Windows execution and testing is generally done from within a cygwin

Note: Despite appearances, the use of a DLL is currently disabled; it
simply makes a standalone executable from a statically linked library.

Basic external programmatic interface

Another piece of software can programmatically translate shaders to an AST 
using the C-style ShInitialize(), ShCompile(), et. al. interface.  The main() in 
StandAlone/StandAlone.cpp shows an example way of using these.

The Sh*() interface takes a "compiler" call-back object, which it calls after 
building call back that is passed the AST and can then execute a backend on it.

The following is a simplified resulting run-time call stack:

    ShCompile(shader, compiler) -> compiler(AST) -> <back end>

In practice, ShCompile() takes shader strings, default version, and
warning/error and other options for controling compilation.


"Test" is an active test directory that contains test input and a
subdirectory baseResults that contains the expected results of the
tests.  Both the tests and baseResults are under source-code control.
Executing the script ./runtests will generate current results in 
the localResults directory and diff them against the baseResults.
When you want to update the tracked test results, they need to be
copied from localResults to baseResults
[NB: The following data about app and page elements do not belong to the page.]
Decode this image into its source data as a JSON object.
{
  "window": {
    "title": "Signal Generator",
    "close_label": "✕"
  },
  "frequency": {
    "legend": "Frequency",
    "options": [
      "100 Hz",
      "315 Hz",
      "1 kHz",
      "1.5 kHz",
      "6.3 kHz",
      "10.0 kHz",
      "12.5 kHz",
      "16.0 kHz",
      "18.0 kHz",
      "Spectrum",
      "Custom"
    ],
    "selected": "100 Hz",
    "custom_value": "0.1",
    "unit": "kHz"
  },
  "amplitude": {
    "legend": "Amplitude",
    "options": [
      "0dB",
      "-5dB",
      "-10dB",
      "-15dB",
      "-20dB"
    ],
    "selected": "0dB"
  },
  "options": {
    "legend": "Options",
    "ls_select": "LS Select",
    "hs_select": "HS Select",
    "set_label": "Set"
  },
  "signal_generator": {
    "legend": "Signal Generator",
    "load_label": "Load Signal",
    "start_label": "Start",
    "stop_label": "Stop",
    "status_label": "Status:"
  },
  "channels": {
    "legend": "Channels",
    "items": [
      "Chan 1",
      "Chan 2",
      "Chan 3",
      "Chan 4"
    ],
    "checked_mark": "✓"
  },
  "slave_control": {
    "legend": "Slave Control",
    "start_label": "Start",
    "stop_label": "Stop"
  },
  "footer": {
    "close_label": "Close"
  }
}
There are some tests borrowed from LunarGLASS.  If LunarGLASS is
missing, those tests just won't run.

Basic Internal Operation

 -  Initial lexical analysis is done be the preprocessor in
    MachineIndependent/Preprocessor, and then refined by a GLSL scanner
    in MachineIndependent/Scan.cpp.  There is currently no use of flex.
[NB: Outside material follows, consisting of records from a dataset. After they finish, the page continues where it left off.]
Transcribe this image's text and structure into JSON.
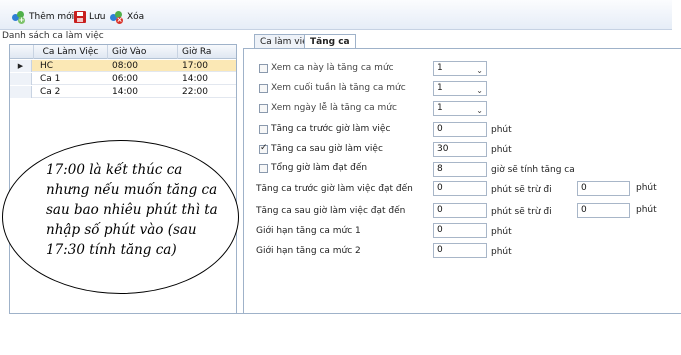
{
  "toolbar": {
    "add_label": "Thêm mới",
    "save_label": "Lưu",
    "delete_label": "Xóa"
  },
  "left": {
    "title": "Danh sách ca làm việc",
    "columns": [
      "Ca Làm Việc",
      "Giờ Vào",
      "Giờ Ra"
    ],
    "rows": [
      {
        "name": "HC",
        "in": "08:00",
        "out": "17:00",
        "selected": true
      },
      {
        "name": "Ca 1",
        "in": "06:00",
        "out": "14:00",
        "selected": false
      },
      {
        "name": "Ca 2",
        "in": "14:00",
        "out": "22:00",
        "selected": false
      }
    ]
  },
  "tabs": [
    "Ca làm việc",
    "Tăng ca"
  ],
  "form": {
    "xem_ca": {
      "label": "Xem ca này là tăng ca mức",
      "value": "1",
      "checked": false
    },
    "xem_cuoi_tuan": {
      "label": "Xem cuối tuần là tăng ca mức",
      "value": "1",
      "checked": false
    },
    "xem_ngay_le": {
      "label": "Xem ngày lễ là tăng ca mức",
      "value": "1",
      "checked": false
    },
    "truoc_gio": {
      "label": "Tăng ca trước giờ làm việc",
      "value": "0",
      "unit": "phút",
      "checked": false
    },
    "sau_gio": {
      "label": "Tăng ca sau giờ làm việc",
      "value": "30",
      "unit": "phút",
      "checked": true
    },
    "tong_gio": {
      "label": "Tổng giờ làm đạt đến",
      "value": "8",
      "unit": "giờ sẽ tính tăng ca",
      "checked": false
    },
    "truoc_dat_den": {
      "label": "Tăng ca trước giờ làm việc đạt đến",
      "value": "0",
      "unit": "phút sẽ trừ đi",
      "value2": "0",
      "unit2": "phút"
    },
    "sau_dat_den": {
      "label": "Tăng ca sau giờ làm việc đạt đến",
      "value": "0",
      "unit": "phút sẽ trừ đi",
      "value2": "0",
      "unit2": "phút"
    },
    "gioi_han_1": {
      "label": "Giới hạn tăng ca mức 1",
      "value": "0",
      "unit": "phút"
    },
    "gioi_han_2": {
      "label": "Giới hạn tăng ca mức 2",
      "value": "0",
      "unit": "phút"
    }
  },
  "callout": {
    "text": "17:00 là kết thúc ca nhưng nếu muốn tăng ca sau bao nhiêu phút thì ta nhập số phút vào (sau 17:30 tính tăng ca)"
  }
}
 -  Code is parsed using bison on MachineIndependent/glslang.y with the 
    aid of a symbol table and an AST.  The symbol table is not passed on to
    the back-end; the intermediate representation stands on its own.
    The tree is built by the grammar productions, many of which are 
    offloaded into ParseHelper.cpp, and by Intermediate.cpp.
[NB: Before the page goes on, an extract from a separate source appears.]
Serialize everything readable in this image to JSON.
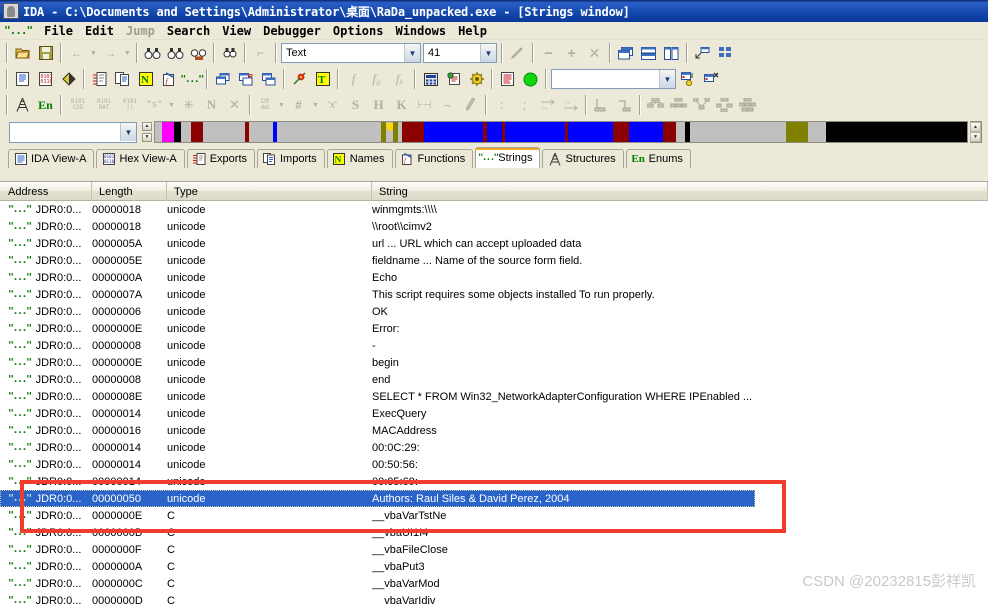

 -  The intermediate representation is very high-level, and represented
    as an in-memory tree.   This serves to lose no information from the
    original program, and to have efficient transfer of the result from
    parsing to the back-end.  In the AST, constants are propogated and 
    folded, and a very small amount of dead code is eliminated.

    To aid linking and reflection, the last top-level branch in the AST 
    lists all global symbols.

 -  The primary algorithm of the back-end compiler is to traverse the 
    tree (high-level intermediate representation), and create an internal
    object code representation.  There is an example of how to do this
    in MachineIndependent/intermOut.cpp.

 -  Reduction of the tree to a linear byte-code style low-level intermediate
    representation is likely a good way to generate fully optimized code.

 -  There is currently some dead linker-type code still lying around.